**Dataset records**:
__________

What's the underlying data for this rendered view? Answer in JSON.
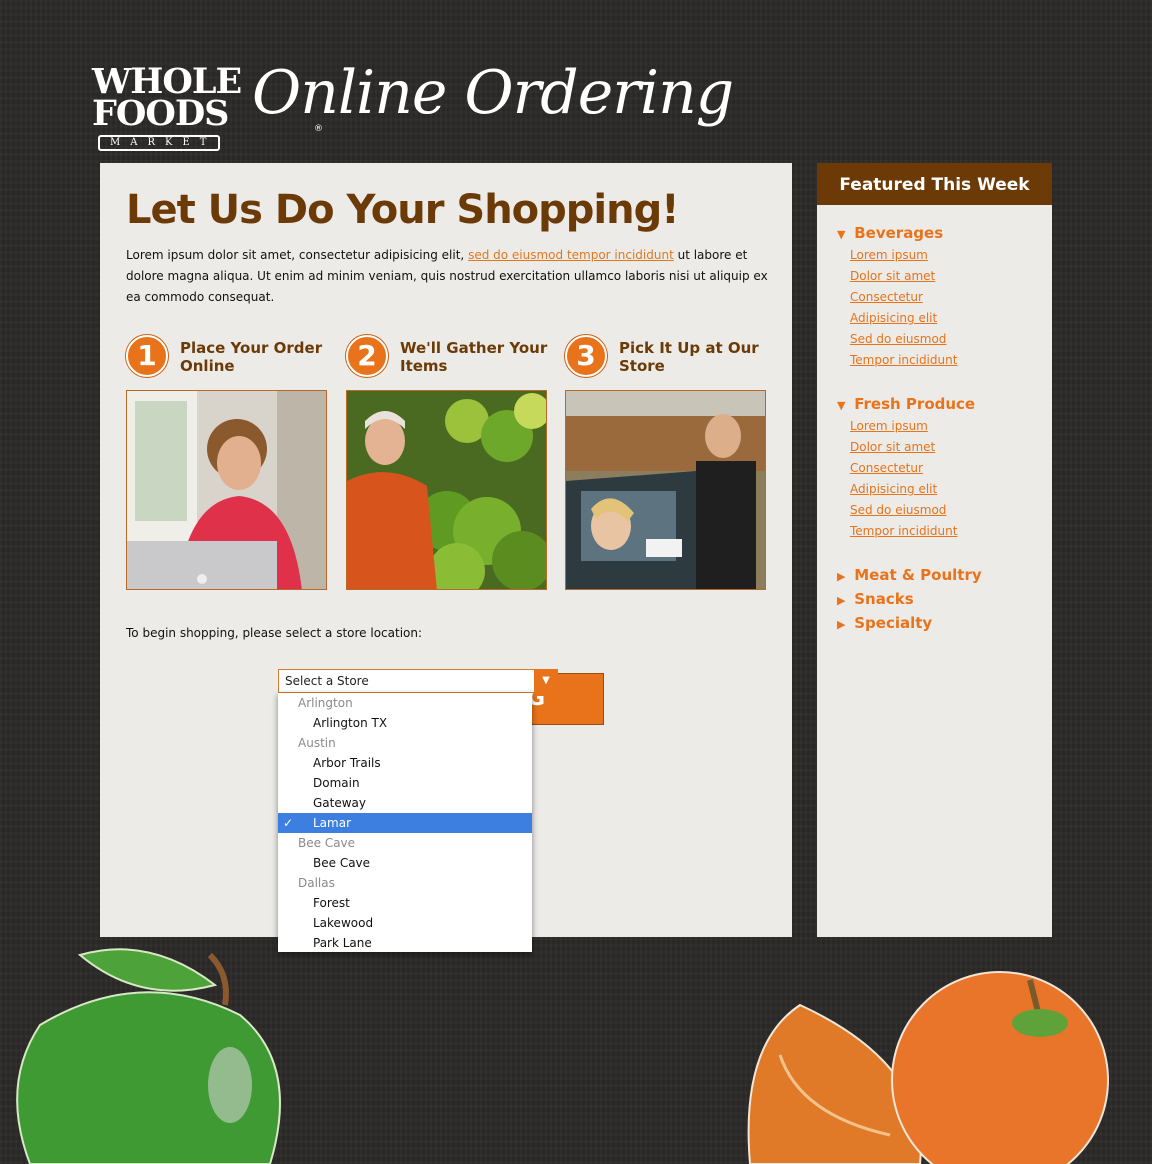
{
  "header": {
    "logo_line1": "WHOLE",
    "logo_line2": "FOODS",
    "logo_line3": "MARKET",
    "logo_reg": "®",
    "app_title": "Online Ordering"
  },
  "main": {
    "title": "Let Us Do Your Shopping!",
    "intro_before": "Lorem ipsum dolor sit amet, consectetur adipisicing elit, ",
    "intro_link": "sed do eiusmod tempor incididunt",
    "intro_after": " ut labore et dolore magna aliqua. Ut enim ad minim veniam, quis nostrud exercitation ullamco laboris nisi ut aliquip ex ea commodo consequat.",
    "steps": [
      {
        "number": "1",
        "label": "Place Your Order Online"
      },
      {
        "number": "2",
        "label": "We'll Gather Your Items"
      },
      {
        "number": "3",
        "label": "Pick It Up at Our Store"
      }
    ],
    "begin_text": "To begin shopping, please select a store location:",
    "start_button_partial": "G"
  },
  "store_select": {
    "placeholder": "Select a Store",
    "arrow": "▼",
    "selected_value": "Lamar",
    "check": "✓",
    "groups": [
      {
        "name": "Arlington",
        "options": [
          "Arlington TX"
        ]
      },
      {
        "name": "Austin",
        "options": [
          "Arbor Trails",
          "Domain",
          "Gateway",
          "Lamar"
        ]
      },
      {
        "name": "Bee Cave",
        "options": [
          "Bee Cave"
        ]
      },
      {
        "name": "Dallas",
        "options": [
          "Forest",
          "Lakewood",
          "Park Lane"
        ]
      }
    ]
  },
  "sidebar": {
    "header": "Featured This Week",
    "expanded_icon": "▼",
    "collapsed_icon": "▶",
    "categories": [
      {
        "label": "Beverages",
        "items": [
          "Lorem ipsum",
          "Dolor sit amet",
          "Consectetur",
          "Adipisicing elit",
          "Sed do eiusmod",
          "Tempor incididunt"
        ]
      },
      {
        "label": "Fresh Produce",
        "items": [
          "Lorem ipsum",
          "Dolor sit amet",
          "Consectetur",
          "Adipisicing elit",
          "Sed do eiusmod",
          "Tempor incididunt"
        ]
      },
      {
        "label": "Meat & Poultry"
      },
      {
        "label": "Snacks"
      },
      {
        "label": "Specialty"
      }
    ]
  },
  "colors": {
    "brand_brown": "#6b3a07",
    "accent_orange": "#e8731a",
    "panel_bg": "#ecebe8",
    "chalkboard": "#2b2a29",
    "selection_blue": "#3d7fe0"
  }
}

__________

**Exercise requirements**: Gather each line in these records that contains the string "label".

**Expected answer**:
        "label": "Place Your Order Online"
        "label": "We'll Gather Your Items"
        "label": "Pick It Up at Our Store"
        "label": "Beverages",
        "label": "Fresh Produce",
        "label": "Meat & Poultry"
        "label": "Snacks"
        "label": "Specialty"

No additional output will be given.